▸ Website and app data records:
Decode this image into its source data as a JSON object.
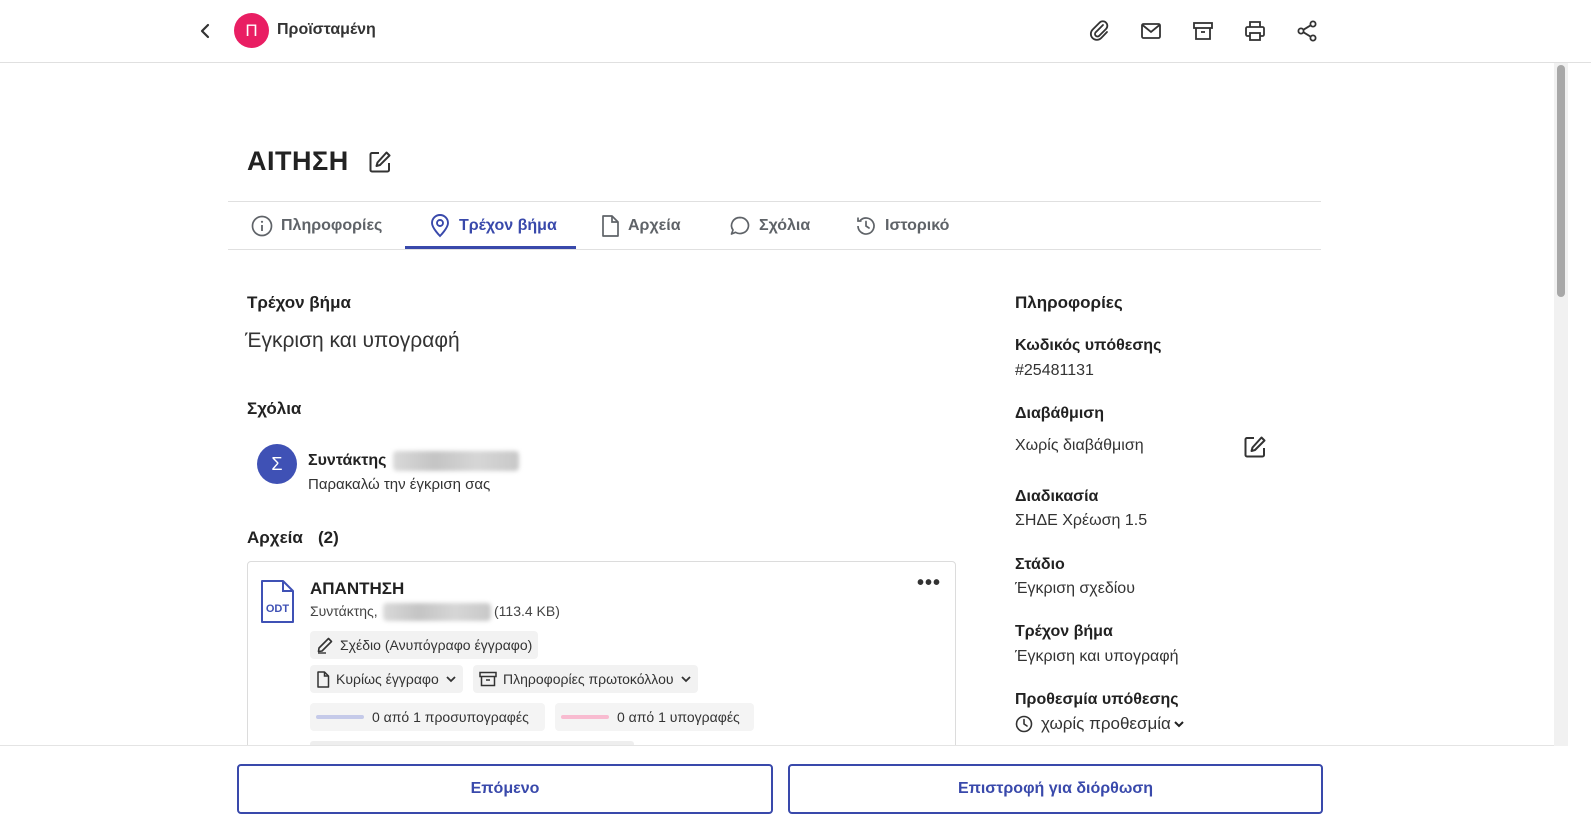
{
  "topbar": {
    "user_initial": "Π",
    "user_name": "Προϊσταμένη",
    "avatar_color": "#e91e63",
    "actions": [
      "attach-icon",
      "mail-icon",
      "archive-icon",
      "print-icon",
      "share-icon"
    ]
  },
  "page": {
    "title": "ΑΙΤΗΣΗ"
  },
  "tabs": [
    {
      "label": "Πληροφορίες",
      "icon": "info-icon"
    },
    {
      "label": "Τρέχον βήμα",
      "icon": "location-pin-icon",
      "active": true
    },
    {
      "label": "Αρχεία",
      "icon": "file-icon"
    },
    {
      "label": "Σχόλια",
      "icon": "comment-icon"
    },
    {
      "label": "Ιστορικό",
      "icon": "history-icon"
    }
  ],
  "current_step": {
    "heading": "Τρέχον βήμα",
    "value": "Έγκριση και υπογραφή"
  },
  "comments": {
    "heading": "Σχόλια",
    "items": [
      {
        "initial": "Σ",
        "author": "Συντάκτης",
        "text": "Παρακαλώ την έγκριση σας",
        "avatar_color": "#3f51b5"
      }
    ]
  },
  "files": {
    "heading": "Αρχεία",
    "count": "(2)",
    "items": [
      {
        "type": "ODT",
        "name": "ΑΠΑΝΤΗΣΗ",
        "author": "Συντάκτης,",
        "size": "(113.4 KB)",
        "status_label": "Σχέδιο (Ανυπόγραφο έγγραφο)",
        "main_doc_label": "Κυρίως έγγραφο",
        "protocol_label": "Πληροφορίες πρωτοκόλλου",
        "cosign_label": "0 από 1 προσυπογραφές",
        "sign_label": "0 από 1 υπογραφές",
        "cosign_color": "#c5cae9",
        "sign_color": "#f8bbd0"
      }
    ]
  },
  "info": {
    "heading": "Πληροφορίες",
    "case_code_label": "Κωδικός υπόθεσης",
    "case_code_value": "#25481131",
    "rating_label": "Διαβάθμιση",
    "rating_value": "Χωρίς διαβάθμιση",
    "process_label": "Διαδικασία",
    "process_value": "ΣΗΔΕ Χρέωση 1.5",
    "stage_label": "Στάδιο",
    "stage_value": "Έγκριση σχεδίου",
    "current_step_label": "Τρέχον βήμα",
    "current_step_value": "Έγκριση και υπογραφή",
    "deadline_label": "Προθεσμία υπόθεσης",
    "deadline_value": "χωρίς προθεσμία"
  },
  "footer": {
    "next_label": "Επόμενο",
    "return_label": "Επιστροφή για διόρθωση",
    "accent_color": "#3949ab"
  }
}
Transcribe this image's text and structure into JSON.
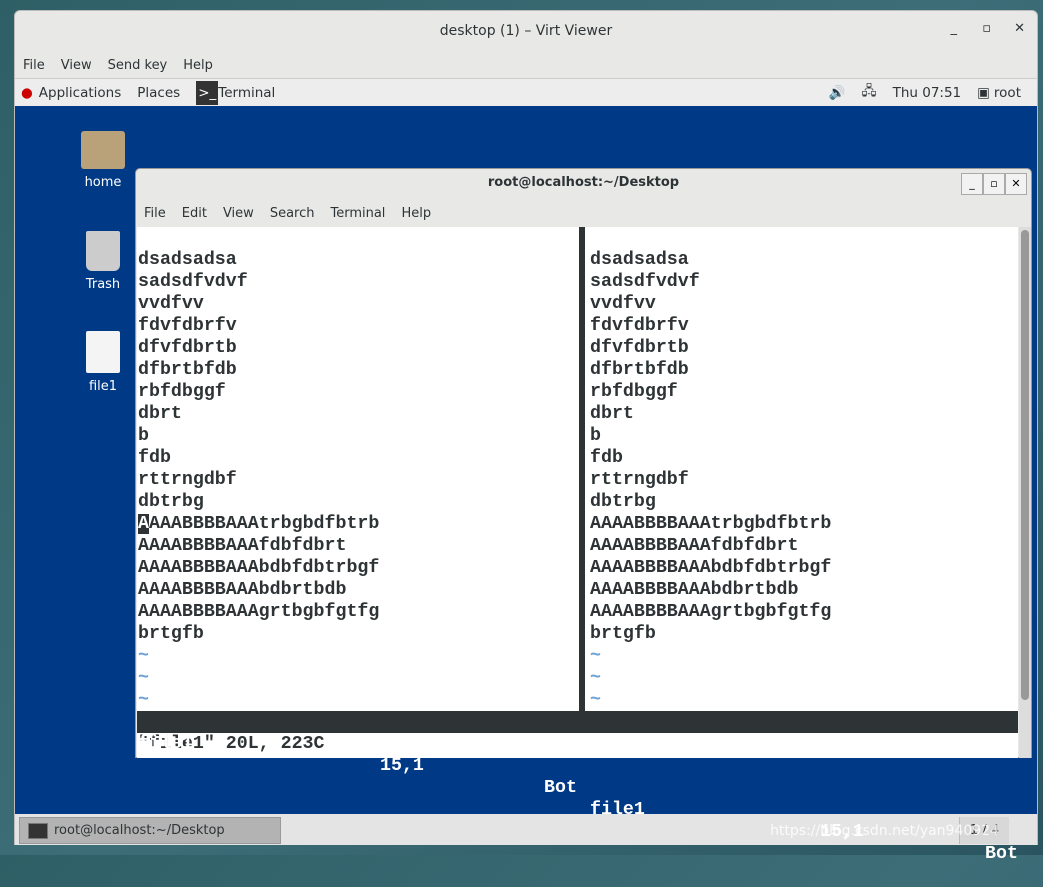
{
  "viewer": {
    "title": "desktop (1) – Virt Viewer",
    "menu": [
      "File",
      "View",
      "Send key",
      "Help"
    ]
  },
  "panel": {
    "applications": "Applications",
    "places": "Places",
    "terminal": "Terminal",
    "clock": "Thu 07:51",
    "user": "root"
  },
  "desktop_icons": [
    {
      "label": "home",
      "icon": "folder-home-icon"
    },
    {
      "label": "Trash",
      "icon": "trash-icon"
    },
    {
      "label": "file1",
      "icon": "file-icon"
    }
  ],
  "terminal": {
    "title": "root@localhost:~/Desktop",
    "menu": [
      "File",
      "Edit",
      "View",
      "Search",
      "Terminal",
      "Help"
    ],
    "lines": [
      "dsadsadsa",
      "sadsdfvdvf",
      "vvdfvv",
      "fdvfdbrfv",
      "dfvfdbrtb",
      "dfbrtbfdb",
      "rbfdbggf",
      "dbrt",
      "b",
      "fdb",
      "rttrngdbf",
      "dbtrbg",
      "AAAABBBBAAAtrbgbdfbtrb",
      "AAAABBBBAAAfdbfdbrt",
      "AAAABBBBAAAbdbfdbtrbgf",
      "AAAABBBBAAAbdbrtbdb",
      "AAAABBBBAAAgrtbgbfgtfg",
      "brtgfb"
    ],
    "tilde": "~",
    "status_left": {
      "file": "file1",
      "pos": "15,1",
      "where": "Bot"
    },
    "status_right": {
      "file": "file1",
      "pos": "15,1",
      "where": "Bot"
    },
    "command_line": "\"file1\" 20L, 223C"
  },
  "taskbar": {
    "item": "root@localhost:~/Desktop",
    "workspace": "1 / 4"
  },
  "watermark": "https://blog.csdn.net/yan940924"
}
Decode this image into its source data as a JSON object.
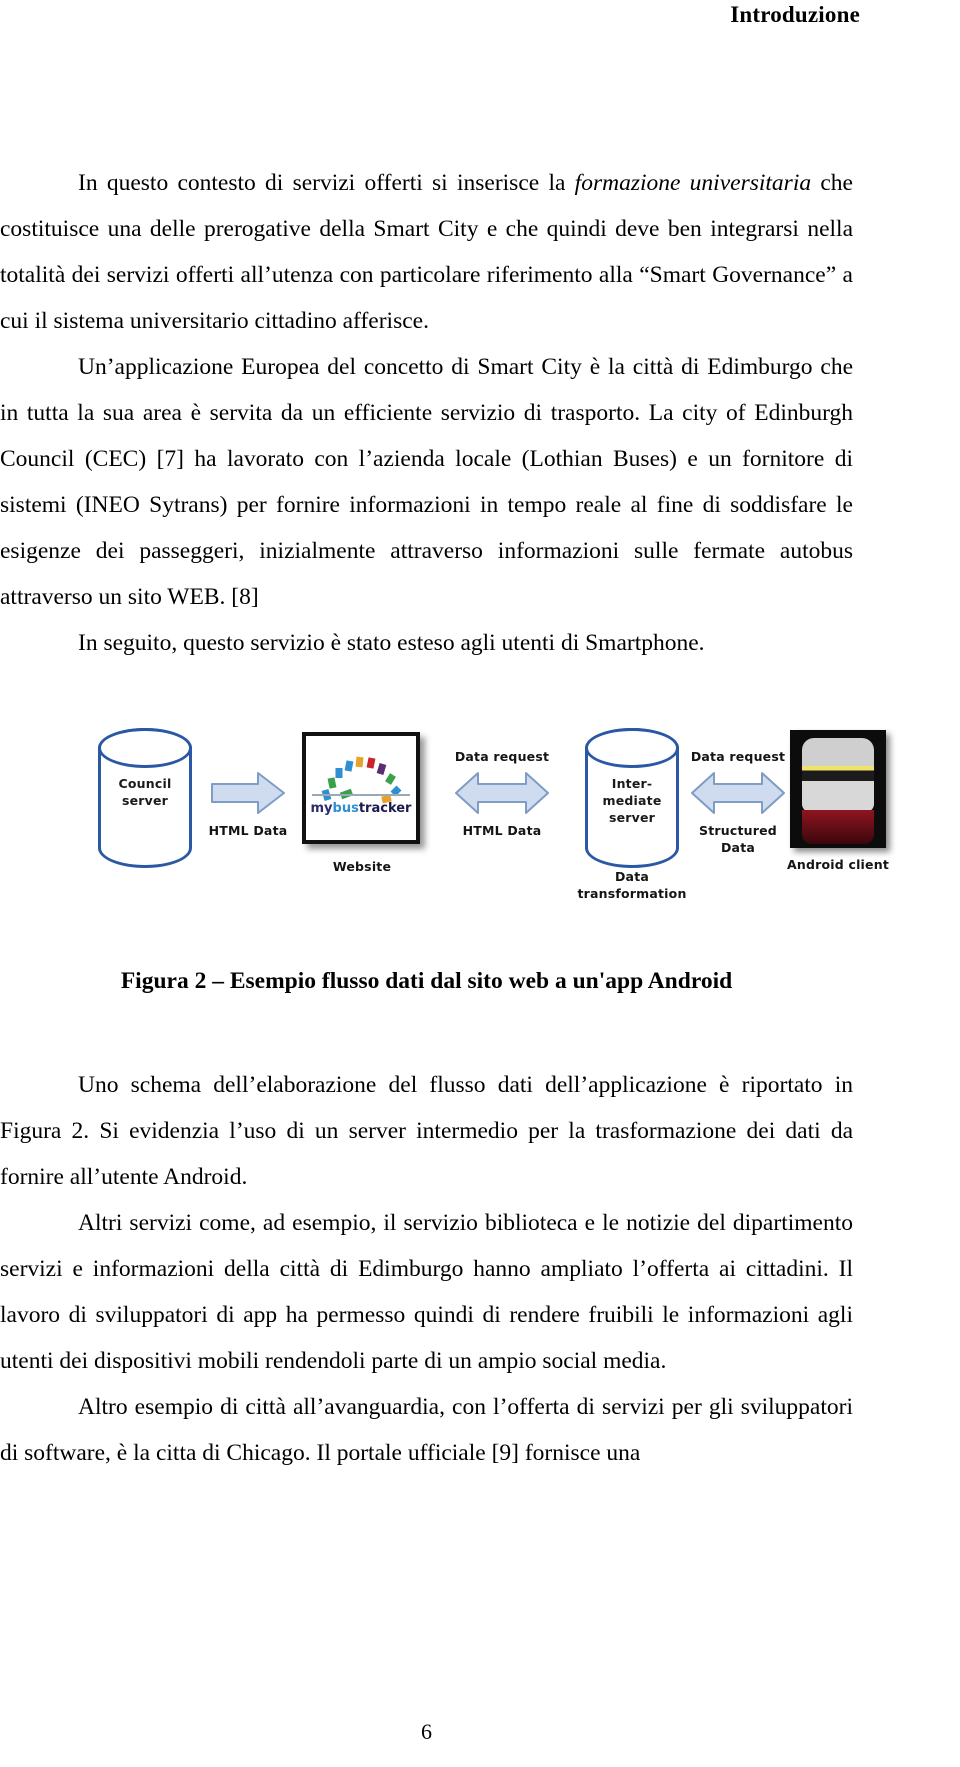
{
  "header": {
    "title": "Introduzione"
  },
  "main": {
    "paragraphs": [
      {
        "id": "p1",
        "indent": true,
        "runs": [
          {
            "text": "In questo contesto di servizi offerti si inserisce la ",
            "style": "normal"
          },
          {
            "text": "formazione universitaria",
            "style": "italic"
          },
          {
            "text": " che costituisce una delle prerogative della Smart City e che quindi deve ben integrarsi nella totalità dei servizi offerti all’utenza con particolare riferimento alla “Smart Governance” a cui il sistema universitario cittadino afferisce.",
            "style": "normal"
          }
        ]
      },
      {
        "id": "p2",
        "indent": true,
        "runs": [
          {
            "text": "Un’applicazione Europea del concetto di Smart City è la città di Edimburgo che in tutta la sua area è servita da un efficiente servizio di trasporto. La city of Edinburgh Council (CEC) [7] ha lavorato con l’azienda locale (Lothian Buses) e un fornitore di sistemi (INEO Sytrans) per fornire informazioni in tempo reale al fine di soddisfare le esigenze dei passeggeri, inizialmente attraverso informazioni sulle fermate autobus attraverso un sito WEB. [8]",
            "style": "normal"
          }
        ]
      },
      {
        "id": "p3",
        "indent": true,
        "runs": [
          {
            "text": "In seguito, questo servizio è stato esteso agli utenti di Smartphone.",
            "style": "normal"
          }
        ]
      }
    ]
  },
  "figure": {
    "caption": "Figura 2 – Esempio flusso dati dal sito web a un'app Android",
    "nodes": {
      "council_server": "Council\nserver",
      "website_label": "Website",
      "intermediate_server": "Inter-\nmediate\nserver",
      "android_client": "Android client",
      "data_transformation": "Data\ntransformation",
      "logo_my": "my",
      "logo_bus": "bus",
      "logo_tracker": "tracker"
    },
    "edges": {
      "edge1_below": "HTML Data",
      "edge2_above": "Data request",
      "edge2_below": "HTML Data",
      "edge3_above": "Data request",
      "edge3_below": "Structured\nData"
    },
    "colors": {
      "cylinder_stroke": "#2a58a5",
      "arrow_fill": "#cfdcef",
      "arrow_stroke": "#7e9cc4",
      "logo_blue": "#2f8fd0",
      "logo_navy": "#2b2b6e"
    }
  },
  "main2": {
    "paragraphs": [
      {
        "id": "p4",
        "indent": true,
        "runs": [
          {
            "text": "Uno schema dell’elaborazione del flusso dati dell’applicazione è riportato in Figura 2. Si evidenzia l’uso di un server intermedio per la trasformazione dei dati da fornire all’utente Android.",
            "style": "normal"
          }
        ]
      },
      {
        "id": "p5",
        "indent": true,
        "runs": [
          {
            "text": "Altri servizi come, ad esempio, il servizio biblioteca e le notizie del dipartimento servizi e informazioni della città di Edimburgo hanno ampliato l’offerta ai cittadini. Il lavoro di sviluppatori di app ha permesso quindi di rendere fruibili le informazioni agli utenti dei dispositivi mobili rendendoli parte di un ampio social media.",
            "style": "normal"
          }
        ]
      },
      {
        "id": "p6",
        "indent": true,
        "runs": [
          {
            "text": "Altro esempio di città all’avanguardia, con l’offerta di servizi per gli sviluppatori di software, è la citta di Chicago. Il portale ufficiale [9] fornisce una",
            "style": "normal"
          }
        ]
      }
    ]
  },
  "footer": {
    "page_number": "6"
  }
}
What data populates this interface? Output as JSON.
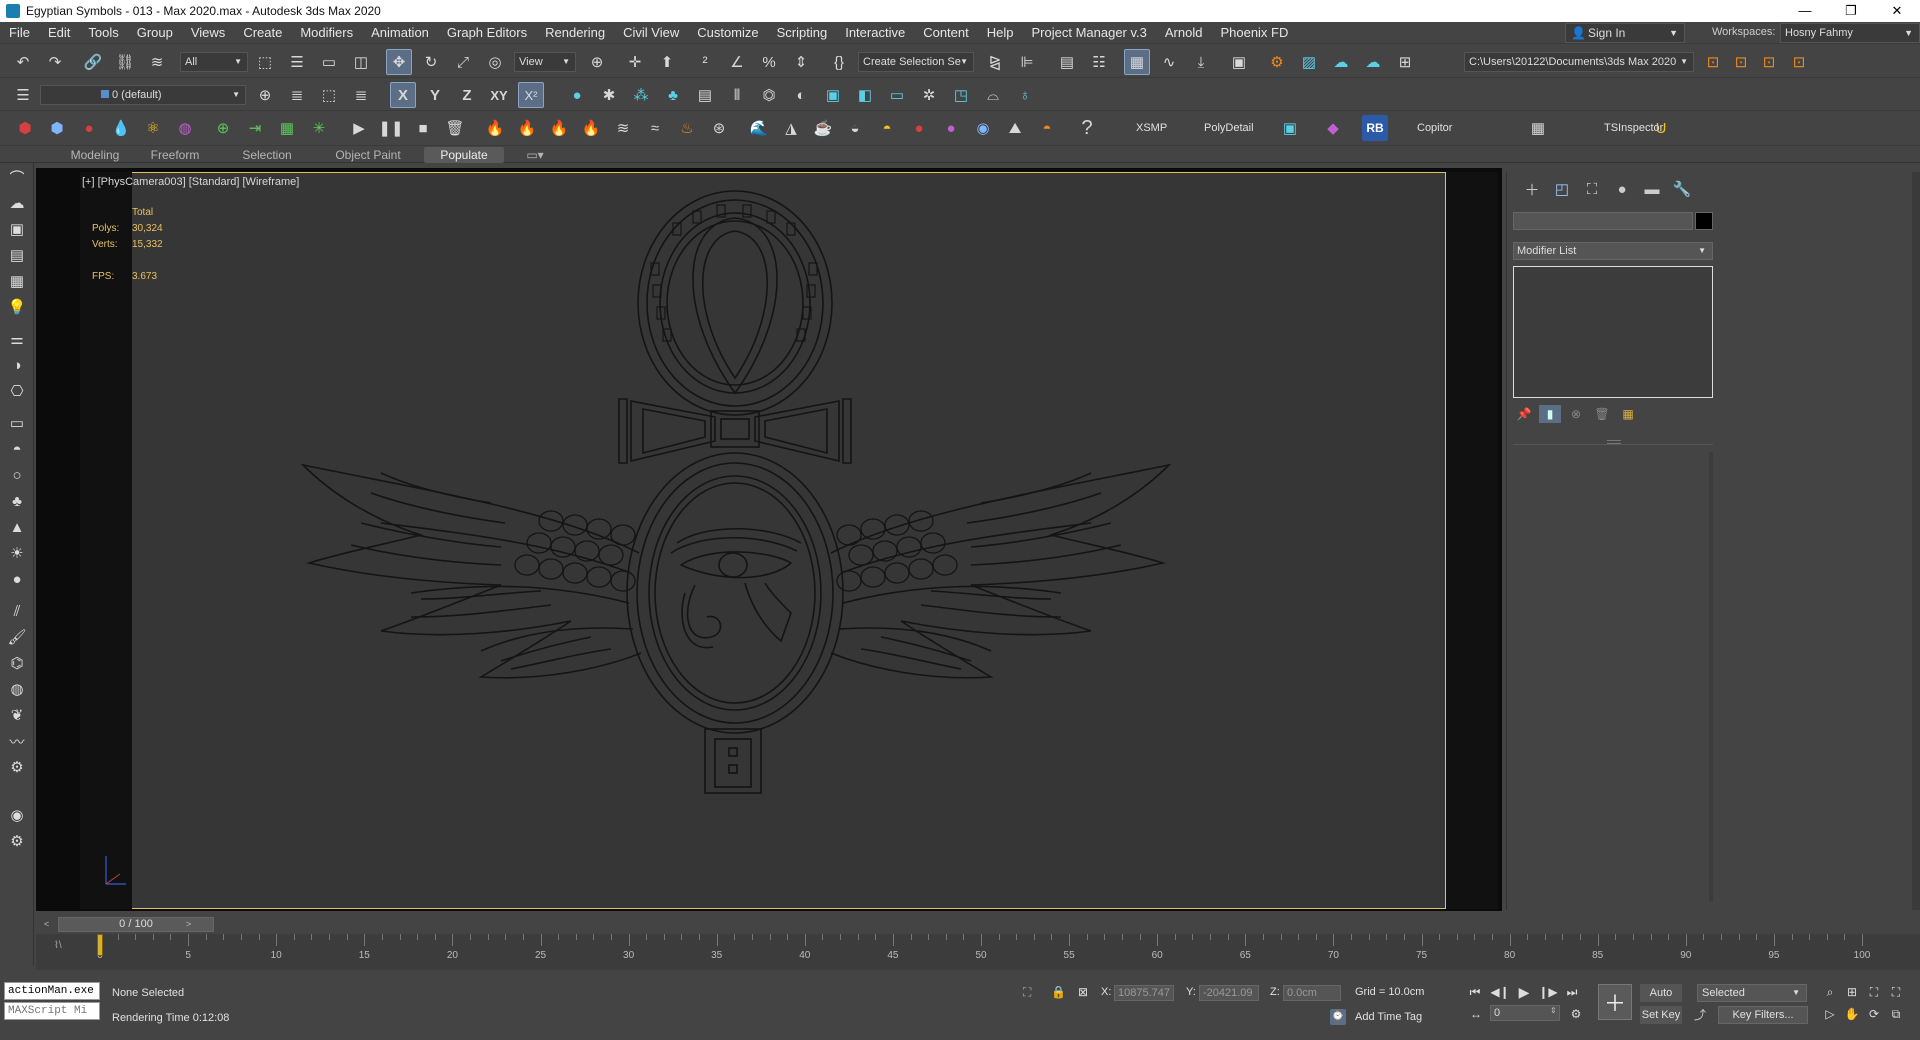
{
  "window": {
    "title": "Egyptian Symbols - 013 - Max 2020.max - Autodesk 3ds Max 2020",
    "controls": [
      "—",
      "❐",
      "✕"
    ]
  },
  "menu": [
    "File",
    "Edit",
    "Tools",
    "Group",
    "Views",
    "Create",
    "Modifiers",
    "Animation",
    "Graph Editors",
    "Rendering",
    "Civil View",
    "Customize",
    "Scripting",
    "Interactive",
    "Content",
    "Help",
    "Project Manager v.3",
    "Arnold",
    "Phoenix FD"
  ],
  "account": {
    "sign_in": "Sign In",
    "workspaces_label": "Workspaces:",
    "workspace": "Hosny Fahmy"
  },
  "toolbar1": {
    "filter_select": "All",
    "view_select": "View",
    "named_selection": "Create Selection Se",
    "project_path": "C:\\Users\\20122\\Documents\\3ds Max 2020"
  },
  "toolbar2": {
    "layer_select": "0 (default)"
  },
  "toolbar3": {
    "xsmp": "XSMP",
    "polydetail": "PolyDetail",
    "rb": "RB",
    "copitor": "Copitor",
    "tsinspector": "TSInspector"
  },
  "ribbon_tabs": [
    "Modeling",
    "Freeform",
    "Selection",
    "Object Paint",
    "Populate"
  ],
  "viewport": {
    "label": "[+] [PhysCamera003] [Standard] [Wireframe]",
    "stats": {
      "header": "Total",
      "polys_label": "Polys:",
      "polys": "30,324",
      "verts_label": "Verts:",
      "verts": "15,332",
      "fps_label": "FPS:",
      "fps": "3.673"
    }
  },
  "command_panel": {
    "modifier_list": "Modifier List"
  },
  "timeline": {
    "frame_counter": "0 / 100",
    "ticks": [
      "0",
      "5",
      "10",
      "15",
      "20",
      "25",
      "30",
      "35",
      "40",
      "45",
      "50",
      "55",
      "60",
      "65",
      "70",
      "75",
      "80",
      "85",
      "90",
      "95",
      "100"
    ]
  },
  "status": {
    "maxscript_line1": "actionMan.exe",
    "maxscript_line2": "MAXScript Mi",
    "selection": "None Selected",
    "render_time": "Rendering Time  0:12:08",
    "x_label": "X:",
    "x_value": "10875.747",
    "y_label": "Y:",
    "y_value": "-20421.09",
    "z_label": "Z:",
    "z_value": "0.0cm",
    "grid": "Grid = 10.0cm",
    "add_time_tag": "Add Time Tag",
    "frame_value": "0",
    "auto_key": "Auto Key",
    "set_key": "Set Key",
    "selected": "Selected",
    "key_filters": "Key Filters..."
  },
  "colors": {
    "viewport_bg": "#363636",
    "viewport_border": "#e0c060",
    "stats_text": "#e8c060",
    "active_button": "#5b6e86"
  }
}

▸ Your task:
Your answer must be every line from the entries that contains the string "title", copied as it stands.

▸ Task response:
    "title": "ΑΙΤΗΣΗ"
    "title": "desktop (1) – Virt Viewer",
    "title": "root@localhost:~/Desktop",
    "title": "Introduzione"
    "title": "Egyptian Symbols - 013 - Max 2020.max - Autodesk 3ds Max 2020",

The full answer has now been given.